The “Dominus vobiscum” is extended to the faithful 8 times during the Mass. At this point, it is the 7th time that we hear this greeting. In order to guard our hearts against tepidity due to familiarity and repetition, it would do well to call to mind what the greeting and gesture signifies.
From palms joined and held over the heart, to opening them up in salutation, then bringing them together again, our Lord, through the priest, greets us, imparts abundant graces from His magnanimous and Sacred Heart, and then enfolds us in a loving embrace. Fr. A. Croft, O.P., in his book, THE FULLNESS OF SACRIFICE, writes: “The opening out of the hands at the ‘Dominus vobiscum’ conveys the idea of salutation, of embracing all in the wide distribution of grace of which the priest is minister; by joining them again whilst still facing the people, the celebrant would weld them together in closer union with Christ…in the Mystery performed on the altar.”
How profound in significance, and rich in graces imparted, is this salutation and gesture by the priest!
Holy Communion, worthily received, preserves the soul from mortal sin. It is the pledge of eternal life, and each Holy Communion brings a soul closer and closer to the day when she will finally be able to gaze into the eyes of Christ her Beloved Redeemer! Let us strive to stir-up within ourselves greater and holier desires for our next Holy Communion.
Gihr writes, “Where there is an ardent longing for the Lord, the Lord enters there with His grace…To have Him with us who is our God, our Creator, our Redeemer, our Comforter, our felicity and supreme good and last end, our one and all, – what can be better, greater, more full of bliss?”
We may pray, “Lord Jesus Christ, who, after Thy resurrection, didst manifest Thyself to Thy beloved Mother and the disciples, to their great joy and consolation; mercifully grant me the grace that after this mortal life, I may with them rejoice in Thy heavenly kingdom, and enjoy Thy presence forever. Amen”
There is no Dominus vobiscum at this point in the New Missal. Of the 8 such salutations, 5 were eliminated.

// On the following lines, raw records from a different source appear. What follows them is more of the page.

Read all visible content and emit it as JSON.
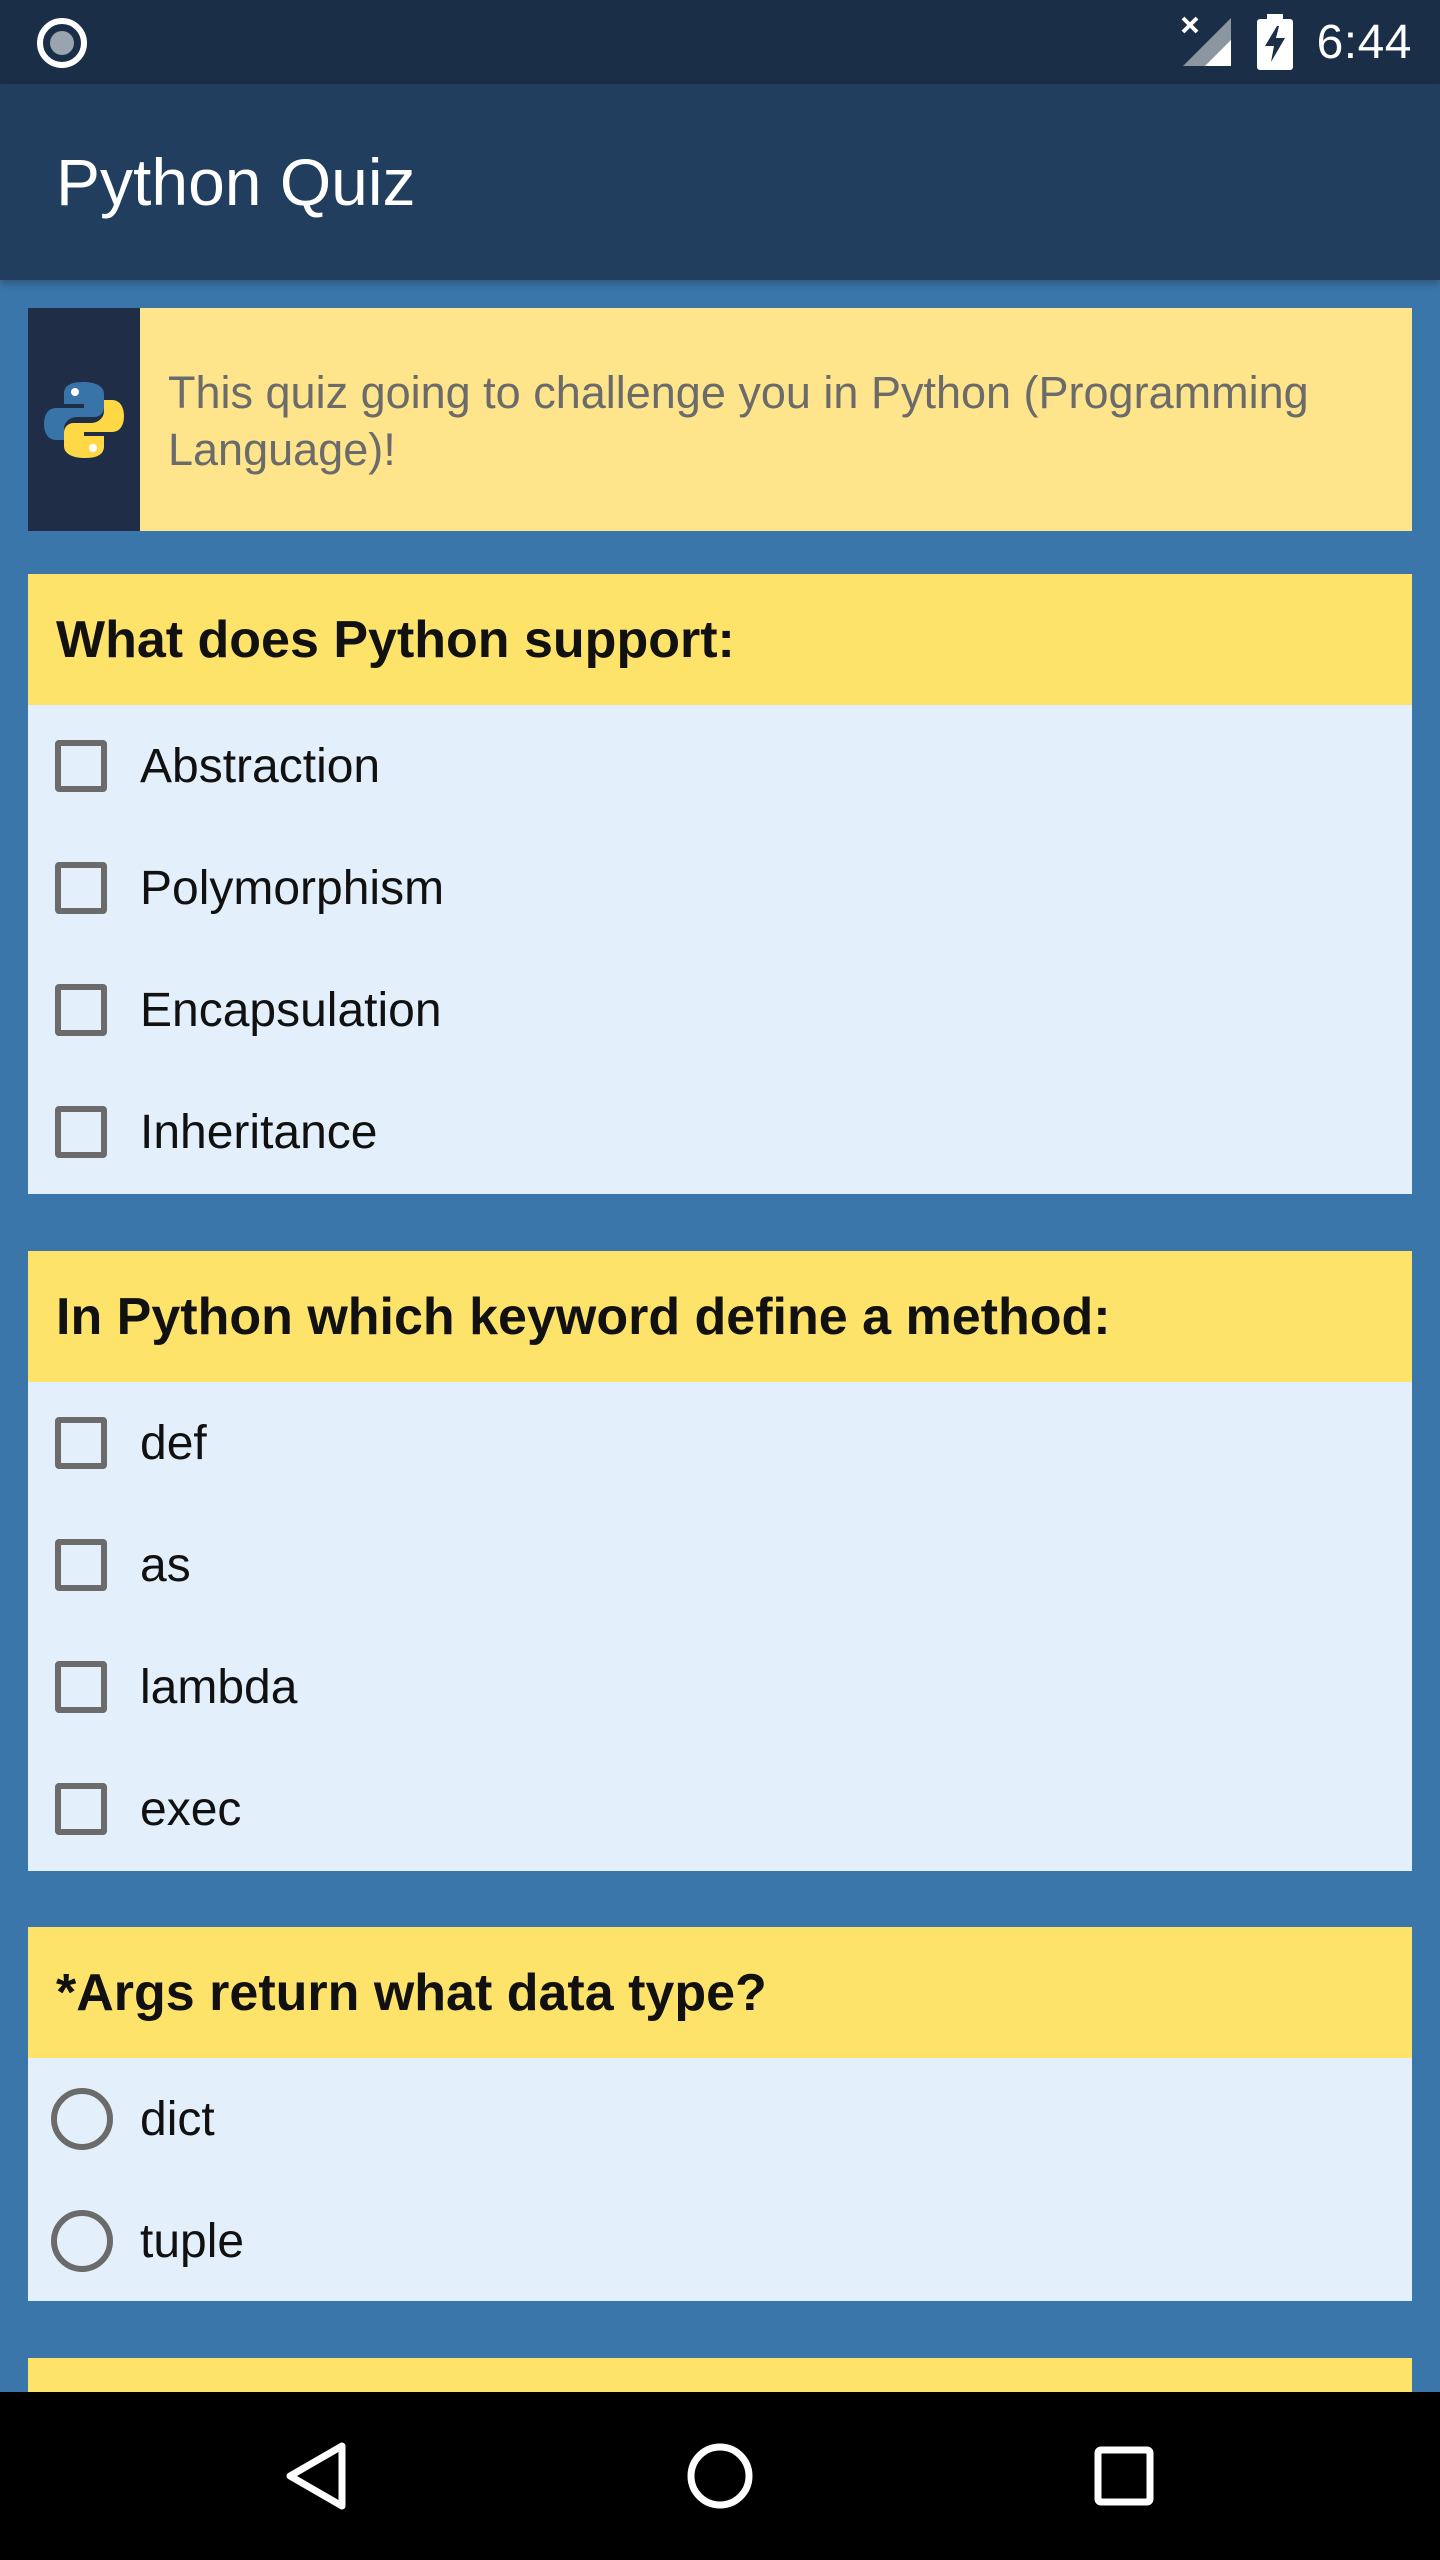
{
  "status_bar": {
    "time": "6:44",
    "icons": [
      "notification-ring-icon",
      "no-signal-icon",
      "battery-charging-icon"
    ]
  },
  "app_bar": {
    "title": "Python Quiz"
  },
  "intro": {
    "icon": "python-logo-icon",
    "text": "This quiz going to challenge you in Python (Programming Language)!"
  },
  "questions": [
    {
      "text": "What does Python support:",
      "input_type": "checkbox",
      "options": [
        "Abstraction",
        "Polymorphism",
        "Encapsulation",
        "Inheritance"
      ]
    },
    {
      "text": "In Python which keyword define a method:",
      "input_type": "checkbox",
      "options": [
        "def",
        "as",
        "lambda",
        "exec"
      ]
    },
    {
      "text": "*Args return what data type?",
      "input_type": "radio",
      "options": [
        "dict",
        "tuple"
      ]
    }
  ],
  "nav_bar": {
    "buttons": [
      "back-icon",
      "home-icon",
      "recents-icon"
    ]
  },
  "colors": {
    "background": "#3b76aa",
    "status_bar": "#1a2e47",
    "app_bar": "#213e5e",
    "question_header": "#fee36a",
    "intro_card": "#fee48a",
    "option_area": "#e3f0fb"
  }
}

The extending of the arms merely indicate the greeting. There is no movement of joined hands held at the heart and brought back in a holy and spiritual embrace as in the TLM.